Task inputs section start
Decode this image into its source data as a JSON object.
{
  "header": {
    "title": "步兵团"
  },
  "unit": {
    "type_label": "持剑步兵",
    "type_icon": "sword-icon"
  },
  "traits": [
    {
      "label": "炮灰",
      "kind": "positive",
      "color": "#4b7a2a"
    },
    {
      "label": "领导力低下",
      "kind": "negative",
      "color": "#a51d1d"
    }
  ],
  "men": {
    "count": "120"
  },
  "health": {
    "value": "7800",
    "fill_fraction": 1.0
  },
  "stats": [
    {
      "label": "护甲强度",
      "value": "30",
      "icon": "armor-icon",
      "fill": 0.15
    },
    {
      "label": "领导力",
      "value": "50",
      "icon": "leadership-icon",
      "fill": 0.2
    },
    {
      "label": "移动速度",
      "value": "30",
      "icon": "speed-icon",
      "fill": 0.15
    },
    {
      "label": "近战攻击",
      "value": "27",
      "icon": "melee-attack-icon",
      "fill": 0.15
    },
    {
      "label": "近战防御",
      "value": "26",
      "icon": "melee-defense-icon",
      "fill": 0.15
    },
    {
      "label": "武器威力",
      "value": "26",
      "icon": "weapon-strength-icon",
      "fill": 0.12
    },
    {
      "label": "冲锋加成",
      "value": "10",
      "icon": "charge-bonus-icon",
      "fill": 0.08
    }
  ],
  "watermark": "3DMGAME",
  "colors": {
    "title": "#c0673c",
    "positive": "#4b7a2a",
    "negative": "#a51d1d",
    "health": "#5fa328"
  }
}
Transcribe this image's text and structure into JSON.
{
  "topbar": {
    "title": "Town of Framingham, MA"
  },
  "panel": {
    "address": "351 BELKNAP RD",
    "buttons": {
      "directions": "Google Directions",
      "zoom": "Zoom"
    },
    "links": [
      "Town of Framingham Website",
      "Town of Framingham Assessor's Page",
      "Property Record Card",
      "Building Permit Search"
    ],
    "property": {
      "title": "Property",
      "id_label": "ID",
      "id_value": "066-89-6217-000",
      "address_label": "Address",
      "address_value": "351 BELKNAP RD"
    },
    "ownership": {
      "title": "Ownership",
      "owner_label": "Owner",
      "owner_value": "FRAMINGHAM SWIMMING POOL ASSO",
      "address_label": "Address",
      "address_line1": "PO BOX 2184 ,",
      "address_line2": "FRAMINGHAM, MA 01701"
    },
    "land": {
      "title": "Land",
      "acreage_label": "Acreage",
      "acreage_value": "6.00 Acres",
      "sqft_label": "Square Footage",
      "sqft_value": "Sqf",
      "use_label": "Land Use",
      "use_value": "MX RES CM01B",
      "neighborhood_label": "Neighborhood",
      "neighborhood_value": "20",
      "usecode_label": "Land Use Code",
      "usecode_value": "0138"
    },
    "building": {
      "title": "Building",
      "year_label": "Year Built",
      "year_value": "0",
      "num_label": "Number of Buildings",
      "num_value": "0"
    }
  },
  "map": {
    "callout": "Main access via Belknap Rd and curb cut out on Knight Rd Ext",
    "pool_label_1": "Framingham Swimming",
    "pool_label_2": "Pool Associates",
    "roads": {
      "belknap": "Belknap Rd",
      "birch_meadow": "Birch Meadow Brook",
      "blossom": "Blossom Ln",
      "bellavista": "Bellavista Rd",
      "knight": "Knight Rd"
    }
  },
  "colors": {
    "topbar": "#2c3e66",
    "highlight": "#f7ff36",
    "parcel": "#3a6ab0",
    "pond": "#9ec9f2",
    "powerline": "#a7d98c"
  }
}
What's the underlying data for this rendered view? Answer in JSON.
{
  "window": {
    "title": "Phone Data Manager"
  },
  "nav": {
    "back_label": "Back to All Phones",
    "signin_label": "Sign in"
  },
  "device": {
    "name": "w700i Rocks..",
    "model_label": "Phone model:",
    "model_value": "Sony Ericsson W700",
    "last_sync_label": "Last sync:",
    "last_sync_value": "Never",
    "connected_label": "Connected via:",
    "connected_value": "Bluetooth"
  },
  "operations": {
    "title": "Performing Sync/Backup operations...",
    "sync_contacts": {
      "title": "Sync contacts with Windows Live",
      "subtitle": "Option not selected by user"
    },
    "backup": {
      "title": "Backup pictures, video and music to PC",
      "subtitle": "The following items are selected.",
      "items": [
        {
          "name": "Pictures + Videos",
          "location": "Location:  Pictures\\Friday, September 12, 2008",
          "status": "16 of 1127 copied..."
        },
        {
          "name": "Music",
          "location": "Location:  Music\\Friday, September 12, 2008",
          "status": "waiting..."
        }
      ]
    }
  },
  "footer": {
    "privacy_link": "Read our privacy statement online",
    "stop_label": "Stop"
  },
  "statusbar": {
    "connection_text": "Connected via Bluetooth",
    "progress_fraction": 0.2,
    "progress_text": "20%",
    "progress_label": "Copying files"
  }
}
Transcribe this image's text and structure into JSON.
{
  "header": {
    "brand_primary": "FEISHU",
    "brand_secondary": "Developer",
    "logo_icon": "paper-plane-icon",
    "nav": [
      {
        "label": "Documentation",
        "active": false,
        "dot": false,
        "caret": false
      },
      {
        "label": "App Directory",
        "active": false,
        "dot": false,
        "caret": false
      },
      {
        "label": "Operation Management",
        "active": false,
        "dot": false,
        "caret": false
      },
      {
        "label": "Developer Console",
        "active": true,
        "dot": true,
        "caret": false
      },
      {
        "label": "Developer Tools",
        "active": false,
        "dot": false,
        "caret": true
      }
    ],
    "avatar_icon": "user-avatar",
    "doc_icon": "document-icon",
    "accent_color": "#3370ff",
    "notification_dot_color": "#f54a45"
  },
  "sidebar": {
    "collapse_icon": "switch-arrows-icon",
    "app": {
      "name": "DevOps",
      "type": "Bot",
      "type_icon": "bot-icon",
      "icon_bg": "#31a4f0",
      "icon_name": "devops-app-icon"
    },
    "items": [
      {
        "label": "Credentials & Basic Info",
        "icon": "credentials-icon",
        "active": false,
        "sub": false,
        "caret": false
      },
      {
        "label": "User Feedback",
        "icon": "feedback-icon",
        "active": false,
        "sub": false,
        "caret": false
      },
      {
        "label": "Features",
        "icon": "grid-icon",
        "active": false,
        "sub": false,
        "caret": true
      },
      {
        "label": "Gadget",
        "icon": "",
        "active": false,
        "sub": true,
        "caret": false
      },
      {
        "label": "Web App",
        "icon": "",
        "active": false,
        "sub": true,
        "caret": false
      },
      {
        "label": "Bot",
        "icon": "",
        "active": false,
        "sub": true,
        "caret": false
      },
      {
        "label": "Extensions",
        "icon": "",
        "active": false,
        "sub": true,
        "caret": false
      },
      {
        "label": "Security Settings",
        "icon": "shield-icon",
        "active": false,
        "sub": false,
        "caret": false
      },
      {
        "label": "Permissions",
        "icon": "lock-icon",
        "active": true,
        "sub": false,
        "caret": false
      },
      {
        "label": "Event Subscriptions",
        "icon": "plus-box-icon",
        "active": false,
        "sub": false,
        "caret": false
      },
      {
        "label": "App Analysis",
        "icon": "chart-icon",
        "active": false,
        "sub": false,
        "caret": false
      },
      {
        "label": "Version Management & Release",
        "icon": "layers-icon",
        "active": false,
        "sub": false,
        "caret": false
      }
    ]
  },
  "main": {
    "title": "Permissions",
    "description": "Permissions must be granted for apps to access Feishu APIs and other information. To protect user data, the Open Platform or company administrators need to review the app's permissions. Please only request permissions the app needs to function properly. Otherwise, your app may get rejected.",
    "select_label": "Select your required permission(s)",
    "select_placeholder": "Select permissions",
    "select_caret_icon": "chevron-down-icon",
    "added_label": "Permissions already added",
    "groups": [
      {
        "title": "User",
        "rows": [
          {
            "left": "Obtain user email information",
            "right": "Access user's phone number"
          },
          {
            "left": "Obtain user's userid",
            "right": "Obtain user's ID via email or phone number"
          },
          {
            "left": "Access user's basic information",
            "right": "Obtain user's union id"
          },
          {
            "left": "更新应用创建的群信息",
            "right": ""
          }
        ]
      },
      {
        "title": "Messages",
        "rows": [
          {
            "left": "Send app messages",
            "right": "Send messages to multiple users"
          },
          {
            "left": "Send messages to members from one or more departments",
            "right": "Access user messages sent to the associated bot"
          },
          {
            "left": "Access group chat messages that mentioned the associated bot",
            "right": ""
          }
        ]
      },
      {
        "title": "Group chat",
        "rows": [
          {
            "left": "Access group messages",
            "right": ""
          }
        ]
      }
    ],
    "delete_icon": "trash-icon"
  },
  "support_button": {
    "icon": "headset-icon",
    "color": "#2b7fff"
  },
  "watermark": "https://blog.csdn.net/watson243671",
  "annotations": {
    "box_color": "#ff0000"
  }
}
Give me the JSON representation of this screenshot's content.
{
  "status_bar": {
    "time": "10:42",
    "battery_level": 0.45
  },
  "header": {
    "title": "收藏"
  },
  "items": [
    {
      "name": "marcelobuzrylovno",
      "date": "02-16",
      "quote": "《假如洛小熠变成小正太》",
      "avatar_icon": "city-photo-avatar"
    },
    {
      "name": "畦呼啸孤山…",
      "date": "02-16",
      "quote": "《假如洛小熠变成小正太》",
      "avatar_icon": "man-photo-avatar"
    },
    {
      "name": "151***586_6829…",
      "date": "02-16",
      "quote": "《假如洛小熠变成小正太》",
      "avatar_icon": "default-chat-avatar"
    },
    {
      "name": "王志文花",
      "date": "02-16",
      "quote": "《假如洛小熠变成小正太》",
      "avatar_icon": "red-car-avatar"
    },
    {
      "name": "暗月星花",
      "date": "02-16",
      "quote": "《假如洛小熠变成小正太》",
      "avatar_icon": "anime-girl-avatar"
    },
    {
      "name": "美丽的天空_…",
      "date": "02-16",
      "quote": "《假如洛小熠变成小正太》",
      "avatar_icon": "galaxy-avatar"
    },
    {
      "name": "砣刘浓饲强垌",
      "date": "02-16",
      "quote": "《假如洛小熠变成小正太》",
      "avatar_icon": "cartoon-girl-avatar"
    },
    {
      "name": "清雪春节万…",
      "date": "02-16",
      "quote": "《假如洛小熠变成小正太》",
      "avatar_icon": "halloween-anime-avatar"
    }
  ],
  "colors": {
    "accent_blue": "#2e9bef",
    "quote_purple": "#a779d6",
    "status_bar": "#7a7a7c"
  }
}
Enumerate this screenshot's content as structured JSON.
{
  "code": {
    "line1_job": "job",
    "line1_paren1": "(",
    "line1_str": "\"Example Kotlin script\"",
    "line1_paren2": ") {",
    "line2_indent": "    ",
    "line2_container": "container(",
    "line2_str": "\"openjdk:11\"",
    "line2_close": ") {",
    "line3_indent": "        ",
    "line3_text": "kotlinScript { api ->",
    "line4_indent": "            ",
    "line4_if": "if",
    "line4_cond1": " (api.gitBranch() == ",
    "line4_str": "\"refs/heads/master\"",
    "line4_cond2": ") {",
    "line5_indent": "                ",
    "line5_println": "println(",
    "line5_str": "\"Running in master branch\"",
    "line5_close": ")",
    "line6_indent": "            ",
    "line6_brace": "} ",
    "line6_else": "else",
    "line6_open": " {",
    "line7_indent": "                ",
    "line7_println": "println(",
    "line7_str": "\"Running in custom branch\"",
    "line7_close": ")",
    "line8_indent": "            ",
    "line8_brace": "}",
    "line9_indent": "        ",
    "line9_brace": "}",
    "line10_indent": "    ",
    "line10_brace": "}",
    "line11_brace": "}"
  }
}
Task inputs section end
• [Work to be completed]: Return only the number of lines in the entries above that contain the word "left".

• [Solution to this exercise]: 8